The following content was produced by Natalie Sherod and appeared in Kazmarek Technology Solutions monthly newsletter.
It is no secret that the number of cyber attacks and data breaches have increased significantly over the last decade. Data from Chubb, a well known cyber insurance carrier, suggests that cyber incidents have increased over 435% in the last 10 years. Many businesses utilize cyber insurance policies as one way to manage their risk. Strong cyber security measures along with a robust cyber insurance policy can help a business to reduce financial risks associated with cyber-attacks.
Before diving into specific details surrounding a cyber policy, it is important to understand the exposures that a business faces with regards to cyber risk. These risks can be organized into three different categories:
Third Party Liability Costs: Businesses have a legal and financial responsibility to keep certain types of data secure. This could include personally identifiable information of employees, customers or vendors and can even included confidential business information from the same sources. If a data breach exposes that information, the business could be found liable and will be faced with damages owed.
First Party Costs: From the moment a suspected breach occurs, a business will start incurring costs. Costs associated with a breach can include the cost to bring in a forensic team to determine if a breach even did occur and whether data was compromised, costs to notify affected individuals, costs to monitor credit of those individuals, etc. One, often overlooked, potential cost is the affect a breach will have on your business if it cannot operate normally. Many attacks result in critical operating systems, networks and data being deemed unusable. There are costs associated with rebuilding that data/network as well as potential lost revenue while you are unable to operate at normal level, or at all.

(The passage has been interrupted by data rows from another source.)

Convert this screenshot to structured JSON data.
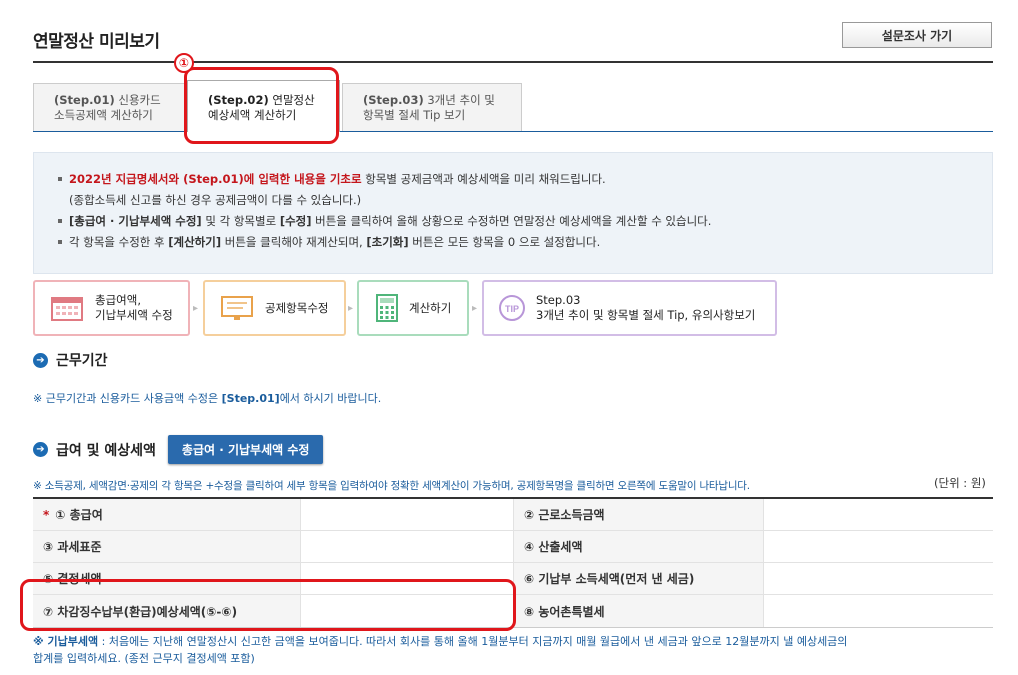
{
  "page": {
    "title": "연말정산 미리보기",
    "survey_button": "설문조사 가기"
  },
  "tabs": [
    {
      "step": "(Step.01)",
      "line1": "신용카드",
      "line2": "소득공제액 계산하기"
    },
    {
      "step": "(Step.02)",
      "line1": "연말정산",
      "line2": "예상세액 계산하기"
    },
    {
      "step": "(Step.03)",
      "line1": "3개년 추이 및",
      "line2": "항목별 절세 Tip 보기"
    }
  ],
  "annotation": {
    "marker": "①"
  },
  "info": {
    "line1_red": "2022년 지급명세서와 (Step.01)에 입력한 내용을 기초로",
    "line1_rest": " 항목별 공제금액과 예상세액을 미리 채워드립니다.",
    "line1_sub": "(종합소득세 신고를 하신 경우 공제금액이 다를 수 있습니다.)",
    "line2_b1": "[총급여 · 기납부세액 수정]",
    "line2_t1": " 및 각 항목별로 ",
    "line2_b2": "[수정]",
    "line2_t2": " 버튼을 클릭하여 올해 상황으로 수정하면 연말정산 예상세액을 계산할 수 있습니다.",
    "line3_t1": "각 항목을 수정한 후 ",
    "line3_b1": "[계산하기]",
    "line3_t2": " 버튼을 클릭해야 재계산되며, ",
    "line3_b2": "[초기화]",
    "line3_t3": " 버튼은 모든 항목을 0 으로 설정합니다."
  },
  "steps": [
    {
      "label1": "총급여액,",
      "label2": "기납부세액 수정",
      "icon": "calendar-icon",
      "color": "#f0b3b8"
    },
    {
      "label1": "공제항목수정",
      "label2": "",
      "icon": "monitor-icon",
      "color": "#f5cf9c"
    },
    {
      "label1": "계산하기",
      "label2": "",
      "icon": "calculator-icon",
      "color": "#a9dcbc"
    },
    {
      "label1": "Step.03",
      "label2": "3개년 추이 및 항목별 절세 Tip, 유의사항보기",
      "icon": "tip-icon",
      "color": "#d2bde6"
    }
  ],
  "work_period": {
    "heading": "근무기간",
    "note_pre": "※ 근무기간과 신용카드 사용금액 수정은 ",
    "note_bold": "[Step.01]",
    "note_post": "에서 하시기 바랍니다."
  },
  "salary": {
    "heading": "급여 및 예상세액",
    "button": "총급여 · 기납부세액 수정",
    "note": "※ 소득공제, 세액감면·공제의 각 항목은 +수정을 클릭하여 세부 항목을 입력하여야 정확한 세액계산이 가능하며, 공제항목명을 클릭하면 오른쪽에 도움말이 나타납니다.",
    "unit": "(단위 : 원)",
    "rows": [
      {
        "left": "① 총급여",
        "left_required": "*",
        "right": "② 근로소득금액"
      },
      {
        "left": "③ 과세표준",
        "left_required": "",
        "right": "④ 산출세액"
      },
      {
        "left": "⑤ 결정세액",
        "left_required": "",
        "right": "⑥ 기납부 소득세액(먼저 낸 세금)"
      },
      {
        "left": "⑦ 차감징수납부(환급)예상세액(⑤-⑥)",
        "left_required": "",
        "right": "⑧ 농어촌특별세"
      }
    ]
  },
  "footnote": {
    "bold": "※ 기납부세액",
    "text1": " : 처음에는 지난해 연말정산시 신고한 금액을 보여줍니다. 따라서 회사를 통해 올해 1월분부터 지금까지 매월 월급에서 낸 세금과 앞으로 12월분까지 낼 예상세금의",
    "text2": "합계를 입력하세요. (종전 근무지 결정세액 포함)"
  },
  "colors": {
    "accent_red": "#e0161b",
    "brand_blue": "#1c6bb3",
    "button_blue": "#2a6aad"
  }
}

Cyber Crime Costs: The number of cyber crime attacks have greatly increased over the last few years. Ransomware, funds transfer fraud, and social engineering losses are just a few examples. These attacks are becoming more and more sophisticated and target all different levels within the organization.
Cyber insurance policies can protect businesses from all three of these risk categories, but it is extremely important to have an understanding of the policy form you choose to buy. Coverage can vary greatly between carriers and forms. Limited coverage can be found as an endorsement to a property/liability policy (not recommended) while stand alone polices offer anywhere between five to 15 insuring agreements. Along with providing coverages to address the issues above, many also come with additional offerings such as public relations costs, breach coaches, and preventative risk management strategies.
The cost of these policies will vary based on industry, revenue, and cyber security controls in place. The focus on controls has become increasingly important in the last three years. A business used to be able to get a policy offering broad coverages without having to provide much information on controls in place. That is no longer the case and businesses are now faced with lengthy, detailed applications to describe their current cyber security posture. Most cyber insurance carriers are going to want to see numerous controls including Multi Factor Authentication (MFA), Endpoint Detection and Response (EDR), and that offsite immutable back ups are in place before offering significant coverage. For those also wanting cyber crime coverage, employee training is a must.
The current threat landscape makes a well thought-out and properly executed Cyber Security program, including Cyber Insurance, absolutely imperative. This helps ensure that your business and its assets are protected from the panoply of bad actors online. For more information on this topic, please reach out to Cavignac.